Supplementary Material for: Optimizing Cerebral Autoregulation May Decrease Neonatal Regional Hypoxic-Ischemic Brain Injury

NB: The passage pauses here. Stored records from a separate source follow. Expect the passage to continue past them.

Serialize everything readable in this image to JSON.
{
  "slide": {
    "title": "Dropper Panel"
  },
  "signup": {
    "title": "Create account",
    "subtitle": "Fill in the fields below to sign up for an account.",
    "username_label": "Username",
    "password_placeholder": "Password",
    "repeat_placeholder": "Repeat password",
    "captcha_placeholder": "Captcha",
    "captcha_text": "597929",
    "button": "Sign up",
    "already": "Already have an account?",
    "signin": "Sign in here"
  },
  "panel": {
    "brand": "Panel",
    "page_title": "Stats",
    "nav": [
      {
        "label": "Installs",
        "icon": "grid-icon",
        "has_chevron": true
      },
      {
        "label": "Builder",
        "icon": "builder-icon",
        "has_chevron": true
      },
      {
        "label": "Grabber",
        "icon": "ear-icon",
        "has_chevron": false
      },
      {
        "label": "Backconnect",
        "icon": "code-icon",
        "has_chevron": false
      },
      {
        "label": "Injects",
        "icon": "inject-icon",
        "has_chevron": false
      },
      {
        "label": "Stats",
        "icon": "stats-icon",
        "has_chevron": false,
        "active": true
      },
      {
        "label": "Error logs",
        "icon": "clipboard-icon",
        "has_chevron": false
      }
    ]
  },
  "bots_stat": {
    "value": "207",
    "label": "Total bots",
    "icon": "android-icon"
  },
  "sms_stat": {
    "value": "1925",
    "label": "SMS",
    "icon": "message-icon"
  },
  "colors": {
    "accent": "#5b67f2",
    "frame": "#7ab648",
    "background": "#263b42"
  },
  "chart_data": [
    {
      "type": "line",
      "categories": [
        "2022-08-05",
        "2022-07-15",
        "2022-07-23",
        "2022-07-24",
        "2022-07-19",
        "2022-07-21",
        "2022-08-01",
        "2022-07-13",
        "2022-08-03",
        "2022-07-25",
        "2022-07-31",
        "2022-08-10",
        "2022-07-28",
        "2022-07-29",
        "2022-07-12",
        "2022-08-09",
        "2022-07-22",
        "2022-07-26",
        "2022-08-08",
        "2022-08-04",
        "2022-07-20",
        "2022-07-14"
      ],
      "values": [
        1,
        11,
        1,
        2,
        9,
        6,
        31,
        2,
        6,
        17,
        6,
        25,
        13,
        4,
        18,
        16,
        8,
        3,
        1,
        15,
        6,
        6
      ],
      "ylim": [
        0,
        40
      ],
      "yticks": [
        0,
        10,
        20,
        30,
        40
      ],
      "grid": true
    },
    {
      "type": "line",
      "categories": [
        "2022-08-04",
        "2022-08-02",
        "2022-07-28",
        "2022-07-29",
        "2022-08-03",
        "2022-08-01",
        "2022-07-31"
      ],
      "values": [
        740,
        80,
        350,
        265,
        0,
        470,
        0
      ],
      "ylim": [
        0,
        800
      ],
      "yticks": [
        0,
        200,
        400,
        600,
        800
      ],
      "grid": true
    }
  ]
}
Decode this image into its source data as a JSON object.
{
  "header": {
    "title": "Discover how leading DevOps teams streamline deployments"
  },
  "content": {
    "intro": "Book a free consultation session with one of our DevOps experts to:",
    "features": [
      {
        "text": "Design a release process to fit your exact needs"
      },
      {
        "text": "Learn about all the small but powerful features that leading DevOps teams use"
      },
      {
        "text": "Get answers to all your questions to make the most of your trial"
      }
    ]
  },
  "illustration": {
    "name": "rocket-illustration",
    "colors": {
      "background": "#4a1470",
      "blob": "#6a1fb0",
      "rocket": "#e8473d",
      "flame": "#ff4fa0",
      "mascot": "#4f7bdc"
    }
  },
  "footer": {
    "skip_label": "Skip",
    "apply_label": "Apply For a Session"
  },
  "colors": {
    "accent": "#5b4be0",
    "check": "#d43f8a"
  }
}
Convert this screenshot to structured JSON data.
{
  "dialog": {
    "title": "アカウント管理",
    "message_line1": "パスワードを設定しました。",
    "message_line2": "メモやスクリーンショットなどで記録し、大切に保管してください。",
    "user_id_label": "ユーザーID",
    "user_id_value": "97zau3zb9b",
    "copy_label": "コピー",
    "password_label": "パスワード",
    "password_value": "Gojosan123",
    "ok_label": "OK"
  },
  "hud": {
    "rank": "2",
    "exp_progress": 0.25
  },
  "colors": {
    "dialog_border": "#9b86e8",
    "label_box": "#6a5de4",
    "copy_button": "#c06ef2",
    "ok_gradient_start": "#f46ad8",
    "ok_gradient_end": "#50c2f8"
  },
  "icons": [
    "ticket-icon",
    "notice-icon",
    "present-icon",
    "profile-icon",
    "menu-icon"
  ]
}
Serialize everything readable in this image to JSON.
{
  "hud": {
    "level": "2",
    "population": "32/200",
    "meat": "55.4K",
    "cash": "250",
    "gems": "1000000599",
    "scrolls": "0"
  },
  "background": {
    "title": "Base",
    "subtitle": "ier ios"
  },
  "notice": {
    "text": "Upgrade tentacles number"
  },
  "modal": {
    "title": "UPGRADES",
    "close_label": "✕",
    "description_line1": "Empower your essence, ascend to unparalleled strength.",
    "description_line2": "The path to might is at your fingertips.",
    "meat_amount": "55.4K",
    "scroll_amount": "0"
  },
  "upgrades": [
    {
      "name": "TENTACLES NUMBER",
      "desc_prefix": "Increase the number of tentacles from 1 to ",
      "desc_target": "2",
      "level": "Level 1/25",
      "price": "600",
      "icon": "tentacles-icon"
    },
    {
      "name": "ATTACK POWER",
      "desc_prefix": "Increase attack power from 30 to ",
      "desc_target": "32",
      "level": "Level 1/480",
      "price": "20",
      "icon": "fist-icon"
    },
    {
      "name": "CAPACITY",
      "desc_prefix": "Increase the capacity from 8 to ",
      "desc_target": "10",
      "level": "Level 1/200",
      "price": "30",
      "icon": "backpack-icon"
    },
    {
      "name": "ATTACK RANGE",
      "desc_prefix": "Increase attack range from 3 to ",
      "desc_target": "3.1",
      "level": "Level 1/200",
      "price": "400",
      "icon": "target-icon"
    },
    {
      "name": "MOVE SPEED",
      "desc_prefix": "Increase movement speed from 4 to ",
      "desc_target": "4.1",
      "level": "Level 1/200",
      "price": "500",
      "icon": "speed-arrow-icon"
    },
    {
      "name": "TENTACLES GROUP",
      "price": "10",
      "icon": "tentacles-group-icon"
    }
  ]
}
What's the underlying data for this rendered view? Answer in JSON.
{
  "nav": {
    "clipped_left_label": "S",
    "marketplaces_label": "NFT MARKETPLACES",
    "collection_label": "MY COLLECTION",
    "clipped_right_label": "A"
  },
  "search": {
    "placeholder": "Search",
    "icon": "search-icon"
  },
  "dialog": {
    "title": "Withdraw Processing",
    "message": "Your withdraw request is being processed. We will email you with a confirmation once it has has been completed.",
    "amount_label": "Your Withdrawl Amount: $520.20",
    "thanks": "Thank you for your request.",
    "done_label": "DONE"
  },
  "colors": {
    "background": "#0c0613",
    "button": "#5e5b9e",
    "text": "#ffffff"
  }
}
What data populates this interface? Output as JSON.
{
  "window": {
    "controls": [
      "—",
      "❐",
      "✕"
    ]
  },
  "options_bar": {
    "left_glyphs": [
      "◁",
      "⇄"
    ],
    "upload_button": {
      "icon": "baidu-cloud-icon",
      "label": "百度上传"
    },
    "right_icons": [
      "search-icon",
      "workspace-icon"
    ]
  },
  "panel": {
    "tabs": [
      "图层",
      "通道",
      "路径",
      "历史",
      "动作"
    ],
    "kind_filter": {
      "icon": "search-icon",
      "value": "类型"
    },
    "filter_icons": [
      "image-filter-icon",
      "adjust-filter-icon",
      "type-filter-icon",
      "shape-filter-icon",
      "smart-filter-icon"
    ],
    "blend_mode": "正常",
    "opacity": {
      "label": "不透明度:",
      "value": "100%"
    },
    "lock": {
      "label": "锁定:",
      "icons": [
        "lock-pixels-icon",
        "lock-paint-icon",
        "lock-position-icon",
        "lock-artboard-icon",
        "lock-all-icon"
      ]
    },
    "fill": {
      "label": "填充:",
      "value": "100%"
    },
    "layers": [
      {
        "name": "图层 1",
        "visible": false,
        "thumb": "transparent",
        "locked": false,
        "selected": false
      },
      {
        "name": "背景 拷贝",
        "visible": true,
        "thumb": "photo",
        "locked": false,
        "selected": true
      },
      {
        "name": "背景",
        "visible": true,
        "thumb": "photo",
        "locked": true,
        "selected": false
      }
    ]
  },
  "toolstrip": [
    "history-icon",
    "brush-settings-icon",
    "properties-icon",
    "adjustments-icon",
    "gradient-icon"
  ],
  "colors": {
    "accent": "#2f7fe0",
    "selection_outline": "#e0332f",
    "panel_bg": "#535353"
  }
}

<p><b><i>Background:</i></b> Therapeutic hypothermia provides incomplete neuroprotection for neonatal hypoxic-ischemic encephalopathy (HIE). We examined whether hemodynamic goals that support autoregulation are associated with decreased brain injury and whether these relationships are affected by birth asphyxia or vary by anatomic region. <b><i>Methods:</i></b> Neonates cooled for HIE received near-infrared spectroscopy autoregulation monitoring to identify the mean arterial blood pressure with optimized autoregulatory function (MAP<sub>OPT</sub>). Blood pressure deviation from MAP<sub>OPT</sub> was correlated with brain injury on MRI after adjusting for the effects of arterial carbon dioxide, vasopressors, seizures, and birth asphyxia severity. <b><i>Results:</i></b> Blood pressure deviation from MAP<sub>OPT</sub> related to neurologic injury in several regions independent of birth asphyxia severity. Greater duration and deviation of blood pressure below MAP<sub>OPT</sub> were associated with greater injury in the paracentral gyri and white matter. Blood pressure within MAP<sub>OPT</sub> related to lesser injury in the white matter, putamen and globus pallidus, and brain stem. Finally, blood pressures that exceeded MAP<sub>OPT</sub> were associated with reduced injury in the paracentral gyri. <b><i>Conclusions:</i></b> Blood pressure deviation from optimal autoregulatory vasoreactivity was associated with MRI markers of brain injury that, in many regions, were independent of the initial birth asphyxia. Targeting hemodynamic ranges to optimize autoregulation has potential as an adjunctive therapy to hypothermia for HIE.</p>